* **Directions for this task**:
Every line of the listing below is to be repeated exactly; the pictures stay out.

* **Supplied material**:

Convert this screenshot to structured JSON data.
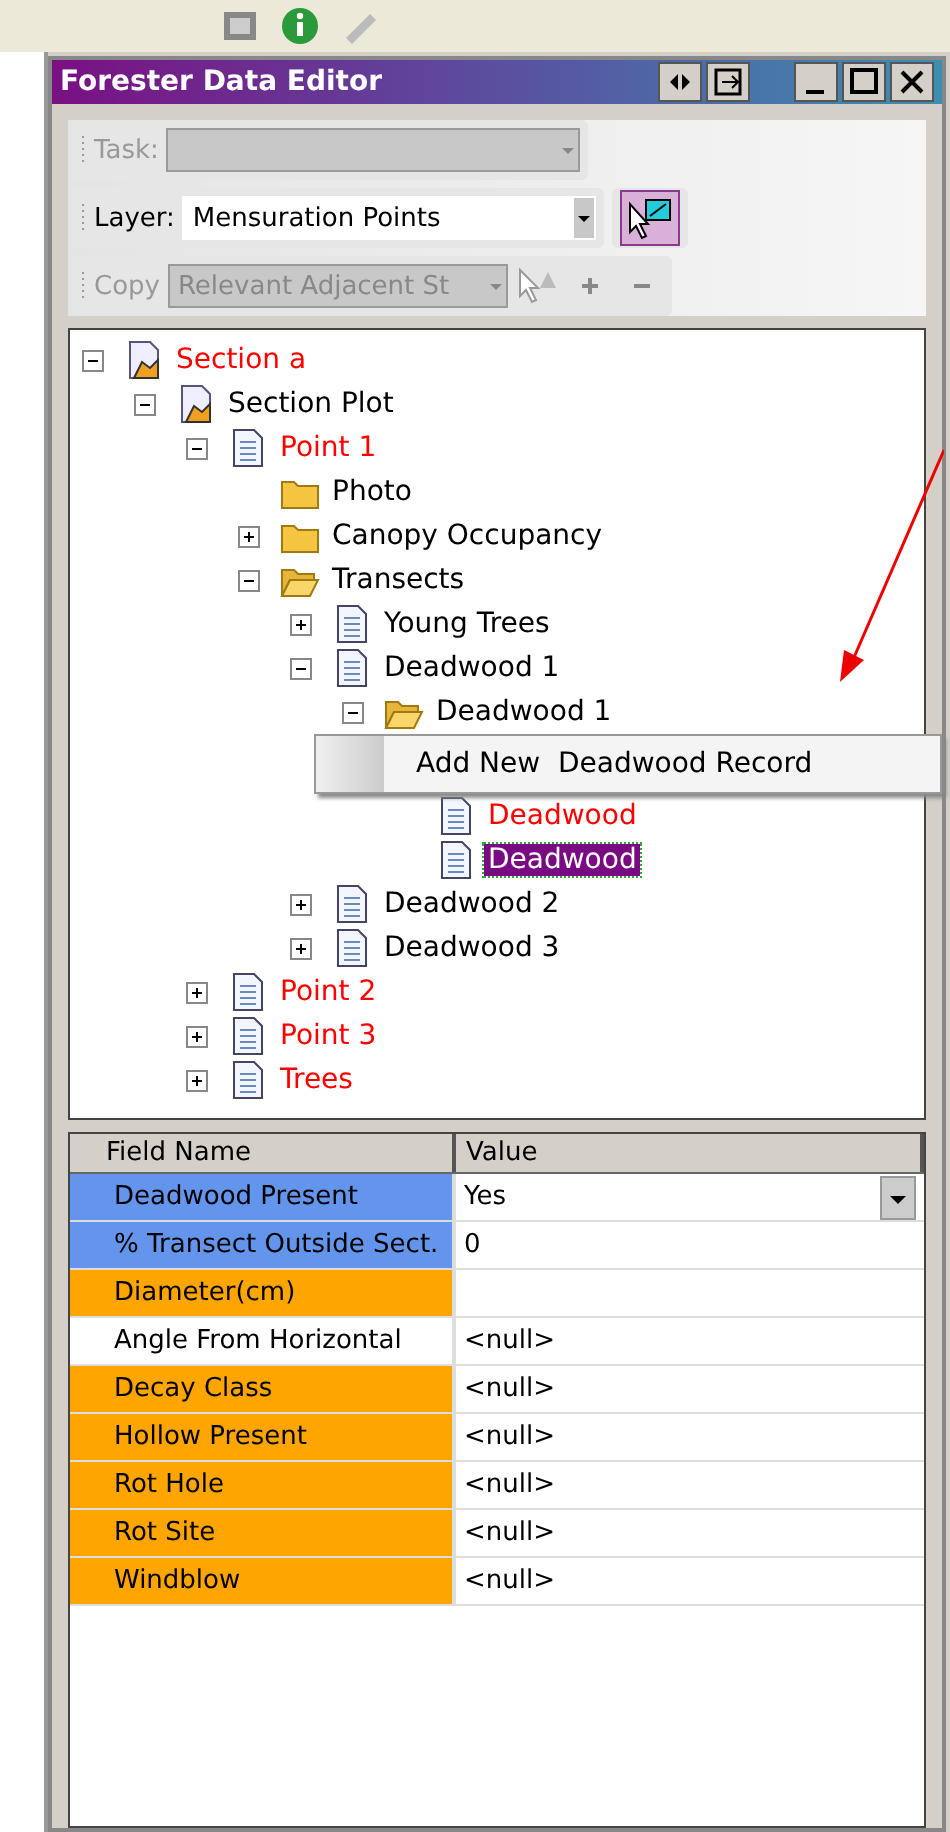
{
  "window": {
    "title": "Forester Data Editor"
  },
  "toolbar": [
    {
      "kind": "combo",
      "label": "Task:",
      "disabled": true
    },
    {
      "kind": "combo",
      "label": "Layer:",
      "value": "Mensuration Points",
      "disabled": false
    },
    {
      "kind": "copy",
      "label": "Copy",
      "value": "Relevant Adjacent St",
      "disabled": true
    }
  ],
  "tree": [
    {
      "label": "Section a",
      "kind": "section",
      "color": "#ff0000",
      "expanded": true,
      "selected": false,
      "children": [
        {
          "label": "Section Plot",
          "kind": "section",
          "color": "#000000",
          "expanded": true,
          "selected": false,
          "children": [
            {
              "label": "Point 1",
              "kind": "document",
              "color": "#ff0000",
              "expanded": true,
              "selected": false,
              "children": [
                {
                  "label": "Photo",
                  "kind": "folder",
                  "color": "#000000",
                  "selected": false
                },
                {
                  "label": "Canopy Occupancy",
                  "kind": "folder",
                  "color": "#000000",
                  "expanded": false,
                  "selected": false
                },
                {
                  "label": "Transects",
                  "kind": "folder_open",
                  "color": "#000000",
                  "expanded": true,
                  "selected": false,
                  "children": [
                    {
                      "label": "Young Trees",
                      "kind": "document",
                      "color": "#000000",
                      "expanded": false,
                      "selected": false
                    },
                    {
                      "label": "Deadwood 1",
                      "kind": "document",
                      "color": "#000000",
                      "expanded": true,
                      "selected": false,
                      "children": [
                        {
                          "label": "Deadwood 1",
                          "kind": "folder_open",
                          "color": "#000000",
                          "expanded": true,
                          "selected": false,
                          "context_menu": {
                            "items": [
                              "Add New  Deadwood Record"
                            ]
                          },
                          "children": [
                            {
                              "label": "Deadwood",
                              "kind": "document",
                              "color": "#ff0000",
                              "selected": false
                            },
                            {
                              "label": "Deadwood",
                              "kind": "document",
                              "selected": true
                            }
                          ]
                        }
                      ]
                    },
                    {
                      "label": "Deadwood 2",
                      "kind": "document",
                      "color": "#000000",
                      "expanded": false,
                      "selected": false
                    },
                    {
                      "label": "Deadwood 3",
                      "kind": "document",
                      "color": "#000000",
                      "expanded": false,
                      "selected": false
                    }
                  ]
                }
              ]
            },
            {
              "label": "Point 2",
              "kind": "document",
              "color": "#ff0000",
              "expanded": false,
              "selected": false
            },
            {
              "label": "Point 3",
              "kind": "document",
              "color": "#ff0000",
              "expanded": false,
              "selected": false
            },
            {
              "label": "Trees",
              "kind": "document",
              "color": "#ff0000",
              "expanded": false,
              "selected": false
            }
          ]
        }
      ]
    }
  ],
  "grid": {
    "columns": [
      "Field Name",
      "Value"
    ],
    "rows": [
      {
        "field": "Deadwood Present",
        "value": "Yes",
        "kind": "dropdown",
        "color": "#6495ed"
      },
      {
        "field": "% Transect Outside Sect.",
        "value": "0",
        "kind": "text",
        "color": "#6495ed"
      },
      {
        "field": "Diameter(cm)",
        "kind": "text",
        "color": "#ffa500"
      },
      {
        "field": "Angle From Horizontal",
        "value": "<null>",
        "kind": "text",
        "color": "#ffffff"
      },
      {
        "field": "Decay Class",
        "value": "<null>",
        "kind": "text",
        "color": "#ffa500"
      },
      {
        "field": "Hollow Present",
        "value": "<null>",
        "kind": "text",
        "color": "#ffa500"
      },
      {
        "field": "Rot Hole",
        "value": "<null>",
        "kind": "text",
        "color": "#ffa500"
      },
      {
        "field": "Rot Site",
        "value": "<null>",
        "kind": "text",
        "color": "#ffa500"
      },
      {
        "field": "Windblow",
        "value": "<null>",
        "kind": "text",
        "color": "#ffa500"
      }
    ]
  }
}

* **Solution**:
Convert this screenshot to structured JSON data.
{
  "window": {
    "title": "Forester Data Editor"
  },
  "toolbar": [
    {
      "kind": "combo",
      "label": "Task:",
      "disabled": true
    },
    {
      "kind": "combo",
      "label": "Layer:",
      "value": "Mensuration Points",
      "disabled": false
    },
    {
      "kind": "copy",
      "label": "Copy",
      "value": "Relevant Adjacent St",
      "disabled": true
    }
  ],
  "tree": [
    {
      "label": "Section a",
      "kind": "section",
      "color": "#ff0000",
      "expanded": true,
      "selected": false,
      "children": [
        {
          "label": "Section Plot",
          "kind": "section",
          "color": "#000000",
          "expanded": true,
          "selected": false,
          "children": [
            {
              "label": "Point 1",
              "kind": "document",
              "color": "#ff0000",
              "expanded": true,
              "selected": false,
              "children": [
                {
                  "label": "Photo",
                  "kind": "folder",
                  "color": "#000000",
                  "selected": false
                },
                {
                  "label": "Canopy Occupancy",
                  "kind": "folder",
                  "color": "#000000",
                  "expanded": false,
                  "selected": false
                },
                {
                  "label": "Transects",
                  "kind": "folder_open",
                  "color": "#000000",
                  "expanded": true,
                  "selected": false,
                  "children": [
                    {
                      "label": "Young Trees",
                      "kind": "document",
                      "color": "#000000",
                      "expanded": false,
                      "selected": false
                    },
                    {
                      "label": "Deadwood 1",
                      "kind": "document",
                      "color": "#000000",
                      "expanded": true,
                      "selected": false,
                      "children": [
                        {
                          "label": "Deadwood 1",
                          "kind": "folder_open",
                          "color": "#000000",
                          "expanded": true,
                          "selected": false,
                          "context_menu": {
                            "items": [
                              "Add New  Deadwood Record"
                            ]
                          },
                          "children": [
                            {
                              "label": "Deadwood",
                              "kind": "document",
                              "color": "#ff0000",
                              "selected": false
                            },
                            {
                              "label": "Deadwood",
                              "kind": "document",
                              "selected": true
                            }
                          ]
                        }
                      ]
                    },
                    {
                      "label": "Deadwood 2",
                      "kind": "document",
                      "color": "#000000",
                      "expanded": false,
                      "selected": false
                    },
                    {
                      "label": "Deadwood 3",
                      "kind": "document",
                      "color": "#000000",
                      "expanded": false,
                      "selected": false
                    }
                  ]
                }
              ]
            },
            {
              "label": "Point 2",
              "kind": "document",
              "color": "#ff0000",
              "expanded": false,
              "selected": false
            },
            {
              "label": "Point 3",
              "kind": "document",
              "color": "#ff0000",
              "expanded": false,
              "selected": false
            },
            {
              "label": "Trees",
              "kind": "document",
              "color": "#ff0000",
              "expanded": false,
              "selected": false
            }
          ]
        }
      ]
    }
  ],
  "grid": {
    "columns": [
      "Field Name",
      "Value"
    ],
    "rows": [
      {
        "field": "Deadwood Present",
        "value": "Yes",
        "kind": "dropdown",
        "color": "#6495ed"
      },
      {
        "field": "% Transect Outside Sect.",
        "value": "0",
        "kind": "text",
        "color": "#6495ed"
      },
      {
        "field": "Diameter(cm)",
        "kind": "text",
        "color": "#ffa500"
      },
      {
        "field": "Angle From Horizontal",
        "value": "<null>",
        "kind": "text",
        "color": "#ffffff"
      },
      {
        "field": "Decay Class",
        "value": "<null>",
        "kind": "text",
        "color": "#ffa500"
      },
      {
        "field": "Hollow Present",
        "value": "<null>",
        "kind": "text",
        "color": "#ffa500"
      },
      {
        "field": "Rot Hole",
        "value": "<null>",
        "kind": "text",
        "color": "#ffa500"
      },
      {
        "field": "Rot Site",
        "value": "<null>",
        "kind": "text",
        "color": "#ffa500"
      },
      {
        "field": "Windblow",
        "value": "<null>",
        "kind": "text",
        "color": "#ffa500"
      }
    ]
  }
}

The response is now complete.